-- Opening Marker --
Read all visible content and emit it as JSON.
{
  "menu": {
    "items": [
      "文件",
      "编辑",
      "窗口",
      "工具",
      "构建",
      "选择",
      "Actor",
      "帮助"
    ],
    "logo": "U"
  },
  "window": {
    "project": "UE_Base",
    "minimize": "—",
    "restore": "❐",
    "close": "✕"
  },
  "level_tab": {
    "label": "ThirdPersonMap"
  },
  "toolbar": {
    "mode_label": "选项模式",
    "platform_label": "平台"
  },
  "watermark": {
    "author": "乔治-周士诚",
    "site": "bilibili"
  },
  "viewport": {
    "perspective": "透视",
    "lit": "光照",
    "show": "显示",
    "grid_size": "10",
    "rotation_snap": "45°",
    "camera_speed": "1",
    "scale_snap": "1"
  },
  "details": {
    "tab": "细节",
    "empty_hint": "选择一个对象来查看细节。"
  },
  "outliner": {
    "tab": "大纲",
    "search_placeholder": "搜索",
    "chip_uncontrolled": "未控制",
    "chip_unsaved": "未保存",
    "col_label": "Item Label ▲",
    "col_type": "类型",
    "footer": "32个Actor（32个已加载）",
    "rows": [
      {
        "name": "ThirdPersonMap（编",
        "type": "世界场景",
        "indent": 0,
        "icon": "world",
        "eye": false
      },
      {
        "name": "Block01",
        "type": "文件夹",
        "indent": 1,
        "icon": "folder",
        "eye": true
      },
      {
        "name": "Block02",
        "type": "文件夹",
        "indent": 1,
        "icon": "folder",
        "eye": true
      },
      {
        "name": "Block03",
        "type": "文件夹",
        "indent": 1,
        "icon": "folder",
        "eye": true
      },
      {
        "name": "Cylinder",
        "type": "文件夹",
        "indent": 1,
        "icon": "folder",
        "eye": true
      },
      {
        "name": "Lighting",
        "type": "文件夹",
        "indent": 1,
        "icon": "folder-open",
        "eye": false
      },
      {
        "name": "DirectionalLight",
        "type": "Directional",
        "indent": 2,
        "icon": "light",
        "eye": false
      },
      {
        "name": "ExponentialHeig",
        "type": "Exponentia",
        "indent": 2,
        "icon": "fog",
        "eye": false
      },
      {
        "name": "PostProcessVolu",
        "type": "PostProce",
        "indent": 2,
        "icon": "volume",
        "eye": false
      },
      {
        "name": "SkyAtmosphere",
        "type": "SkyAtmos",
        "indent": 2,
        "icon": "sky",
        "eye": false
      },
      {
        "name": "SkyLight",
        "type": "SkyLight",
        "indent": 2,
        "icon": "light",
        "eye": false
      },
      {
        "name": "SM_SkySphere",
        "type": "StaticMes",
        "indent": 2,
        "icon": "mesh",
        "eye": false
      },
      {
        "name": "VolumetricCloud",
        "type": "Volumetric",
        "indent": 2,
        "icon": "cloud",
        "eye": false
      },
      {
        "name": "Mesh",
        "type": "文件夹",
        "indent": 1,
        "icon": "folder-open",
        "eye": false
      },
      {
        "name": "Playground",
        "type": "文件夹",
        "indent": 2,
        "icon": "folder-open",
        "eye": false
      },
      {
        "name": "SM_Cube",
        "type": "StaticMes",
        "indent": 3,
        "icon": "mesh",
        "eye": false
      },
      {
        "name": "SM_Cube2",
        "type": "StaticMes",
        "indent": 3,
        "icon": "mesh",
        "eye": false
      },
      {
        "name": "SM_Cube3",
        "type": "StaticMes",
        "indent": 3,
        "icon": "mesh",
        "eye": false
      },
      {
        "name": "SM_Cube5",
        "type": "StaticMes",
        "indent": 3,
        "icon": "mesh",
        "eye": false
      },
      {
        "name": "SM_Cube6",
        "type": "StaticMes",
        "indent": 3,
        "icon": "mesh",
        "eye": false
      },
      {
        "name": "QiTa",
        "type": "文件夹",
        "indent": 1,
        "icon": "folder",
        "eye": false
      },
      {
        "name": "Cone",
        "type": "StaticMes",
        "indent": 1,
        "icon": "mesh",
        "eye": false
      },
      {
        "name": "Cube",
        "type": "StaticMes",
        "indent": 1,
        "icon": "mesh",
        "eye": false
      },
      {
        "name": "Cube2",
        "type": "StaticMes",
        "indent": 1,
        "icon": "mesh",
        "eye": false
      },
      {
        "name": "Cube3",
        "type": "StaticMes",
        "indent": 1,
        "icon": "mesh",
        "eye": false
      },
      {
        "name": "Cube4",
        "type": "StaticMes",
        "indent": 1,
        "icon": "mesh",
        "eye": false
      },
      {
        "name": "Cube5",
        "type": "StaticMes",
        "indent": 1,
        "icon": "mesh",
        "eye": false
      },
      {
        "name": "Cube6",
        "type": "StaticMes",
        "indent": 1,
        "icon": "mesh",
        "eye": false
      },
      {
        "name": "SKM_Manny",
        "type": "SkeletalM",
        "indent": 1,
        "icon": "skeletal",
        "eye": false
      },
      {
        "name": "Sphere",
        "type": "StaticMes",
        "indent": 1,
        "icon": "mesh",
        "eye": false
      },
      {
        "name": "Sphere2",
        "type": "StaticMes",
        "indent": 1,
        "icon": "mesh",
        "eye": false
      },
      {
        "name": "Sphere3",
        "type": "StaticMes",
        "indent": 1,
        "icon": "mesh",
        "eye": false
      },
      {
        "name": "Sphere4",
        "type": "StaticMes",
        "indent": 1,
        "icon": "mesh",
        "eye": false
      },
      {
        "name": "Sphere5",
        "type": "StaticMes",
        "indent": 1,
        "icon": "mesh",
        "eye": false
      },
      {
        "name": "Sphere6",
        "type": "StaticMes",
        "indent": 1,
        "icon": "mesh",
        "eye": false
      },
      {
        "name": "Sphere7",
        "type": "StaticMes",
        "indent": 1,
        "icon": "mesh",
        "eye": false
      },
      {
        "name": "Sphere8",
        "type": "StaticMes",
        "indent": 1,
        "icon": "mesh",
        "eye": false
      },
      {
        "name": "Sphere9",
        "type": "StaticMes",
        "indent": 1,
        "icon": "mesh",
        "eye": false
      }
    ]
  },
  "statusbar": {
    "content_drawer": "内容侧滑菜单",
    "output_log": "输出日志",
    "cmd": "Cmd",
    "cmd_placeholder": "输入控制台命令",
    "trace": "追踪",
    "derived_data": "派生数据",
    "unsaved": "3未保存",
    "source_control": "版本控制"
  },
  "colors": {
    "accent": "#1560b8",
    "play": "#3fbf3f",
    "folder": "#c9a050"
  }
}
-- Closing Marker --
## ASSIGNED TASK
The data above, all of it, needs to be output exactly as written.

## SOLUTION FOR THIS PROBLEM
Read all visible content and emit it as JSON.
{
  "menu": {
    "items": [
      "文件",
      "编辑",
      "窗口",
      "工具",
      "构建",
      "选择",
      "Actor",
      "帮助"
    ],
    "logo": "U"
  },
  "window": {
    "project": "UE_Base",
    "minimize": "—",
    "restore": "❐",
    "close": "✕"
  },
  "level_tab": {
    "label": "ThirdPersonMap"
  },
  "toolbar": {
    "mode_label": "选项模式",
    "platform_label": "平台"
  },
  "watermark": {
    "author": "乔治-周士诚",
    "site": "bilibili"
  },
  "viewport": {
    "perspective": "透视",
    "lit": "光照",
    "show": "显示",
    "grid_size": "10",
    "rotation_snap": "45°",
    "camera_speed": "1",
    "scale_snap": "1"
  },
  "details": {
    "tab": "细节",
    "empty_hint": "选择一个对象来查看细节。"
  },
  "outliner": {
    "tab": "大纲",
    "search_placeholder": "搜索",
    "chip_uncontrolled": "未控制",
    "chip_unsaved": "未保存",
    "col_label": "Item Label ▲",
    "col_type": "类型",
    "footer": "32个Actor（32个已加载）",
    "rows": [
      {
        "name": "ThirdPersonMap（编",
        "type": "世界场景",
        "indent": 0,
        "icon": "world",
        "eye": false
      },
      {
        "name": "Block01",
        "type": "文件夹",
        "indent": 1,
        "icon": "folder",
        "eye": true
      },
      {
        "name": "Block02",
        "type": "文件夹",
        "indent": 1,
        "icon": "folder",
        "eye": true
      },
      {
        "name": "Block03",
        "type": "文件夹",
        "indent": 1,
        "icon": "folder",
        "eye": true
      },
      {
        "name": "Cylinder",
        "type": "文件夹",
        "indent": 1,
        "icon": "folder",
        "eye": true
      },
      {
        "name": "Lighting",
        "type": "文件夹",
        "indent": 1,
        "icon": "folder-open",
        "eye": false
      },
      {
        "name": "DirectionalLight",
        "type": "Directional",
        "indent": 2,
        "icon": "light",
        "eye": false
      },
      {
        "name": "ExponentialHeig",
        "type": "Exponentia",
        "indent": 2,
        "icon": "fog",
        "eye": false
      },
      {
        "name": "PostProcessVolu",
        "type": "PostProce",
        "indent": 2,
        "icon": "volume",
        "eye": false
      },
      {
        "name": "SkyAtmosphere",
        "type": "SkyAtmos",
        "indent": 2,
        "icon": "sky",
        "eye": false
      },
      {
        "name": "SkyLight",
        "type": "SkyLight",
        "indent": 2,
        "icon": "light",
        "eye": false
      },
      {
        "name": "SM_SkySphere",
        "type": "StaticMes",
        "indent": 2,
        "icon": "mesh",
        "eye": false
      },
      {
        "name": "VolumetricCloud",
        "type": "Volumetric",
        "indent": 2,
        "icon": "cloud",
        "eye": false
      },
      {
        "name": "Mesh",
        "type": "文件夹",
        "indent": 1,
        "icon": "folder-open",
        "eye": false
      },
      {
        "name": "Playground",
        "type": "文件夹",
        "indent": 2,
        "icon": "folder-open",
        "eye": false
      },
      {
        "name": "SM_Cube",
        "type": "StaticMes",
        "indent": 3,
        "icon": "mesh",
        "eye": false
      },
      {
        "name": "SM_Cube2",
        "type": "StaticMes",
        "indent": 3,
        "icon": "mesh",
        "eye": false
      },
      {
        "name": "SM_Cube3",
        "type": "StaticMes",
        "indent": 3,
        "icon": "mesh",
        "eye": false
      },
      {
        "name": "SM_Cube5",
        "type": "StaticMes",
        "indent": 3,
        "icon": "mesh",
        "eye": false
      },
      {
        "name": "SM_Cube6",
        "type": "StaticMes",
        "indent": 3,
        "icon": "mesh",
        "eye": false
      },
      {
        "name": "QiTa",
        "type": "文件夹",
        "indent": 1,
        "icon": "folder",
        "eye": false
      },
      {
        "name": "Cone",
        "type": "StaticMes",
        "indent": 1,
        "icon": "mesh",
        "eye": false
      },
      {
        "name": "Cube",
        "type": "StaticMes",
        "indent": 1,
        "icon": "mesh",
        "eye": false
      },
      {
        "name": "Cube2",
        "type": "StaticMes",
        "indent": 1,
        "icon": "mesh",
        "eye": false
      },
      {
        "name": "Cube3",
        "type": "StaticMes",
        "indent": 1,
        "icon": "mesh",
        "eye": false
      },
      {
        "name": "Cube4",
        "type": "StaticMes",
        "indent": 1,
        "icon": "mesh",
        "eye": false
      },
      {
        "name": "Cube5",
        "type": "StaticMes",
        "indent": 1,
        "icon": "mesh",
        "eye": false
      },
      {
        "name": "Cube6",
        "type": "StaticMes",
        "indent": 1,
        "icon": "mesh",
        "eye": false
      },
      {
        "name": "SKM_Manny",
        "type": "SkeletalM",
        "indent": 1,
        "icon": "skeletal",
        "eye": false
      },
      {
        "name": "Sphere",
        "type": "StaticMes",
        "indent": 1,
        "icon": "mesh",
        "eye": false
      },
      {
        "name": "Sphere2",
        "type": "StaticMes",
        "indent": 1,
        "icon": "mesh",
        "eye": false
      },
      {
        "name": "Sphere3",
        "type": "StaticMes",
        "indent": 1,
        "icon": "mesh",
        "eye": false
      },
      {
        "name": "Sphere4",
        "type": "StaticMes",
        "indent": 1,
        "icon": "mesh",
        "eye": false
      },
      {
        "name": "Sphere5",
        "type": "StaticMes",
        "indent": 1,
        "icon": "mesh",
        "eye": false
      },
      {
        "name": "Sphere6",
        "type": "StaticMes",
        "indent": 1,
        "icon": "mesh",
        "eye": false
      },
      {
        "name": "Sphere7",
        "type": "StaticMes",
        "indent": 1,
        "icon": "mesh",
        "eye": false
      },
      {
        "name": "Sphere8",
        "type": "StaticMes",
        "indent": 1,
        "icon": "mesh",
        "eye": false
      },
      {
        "name": "Sphere9",
        "type": "StaticMes",
        "indent": 1,
        "icon": "mesh",
        "eye": false
      }
    ]
  },
  "statusbar": {
    "content_drawer": "内容侧滑菜单",
    "output_log": "输出日志",
    "cmd": "Cmd",
    "cmd_placeholder": "输入控制台命令",
    "trace": "追踪",
    "derived_data": "派生数据",
    "unsaved": "3未保存",
    "source_control": "版本控制"
  },
  "colors": {
    "accent": "#1560b8",
    "play": "#3fbf3f",
    "folder": "#c9a050"
  }
}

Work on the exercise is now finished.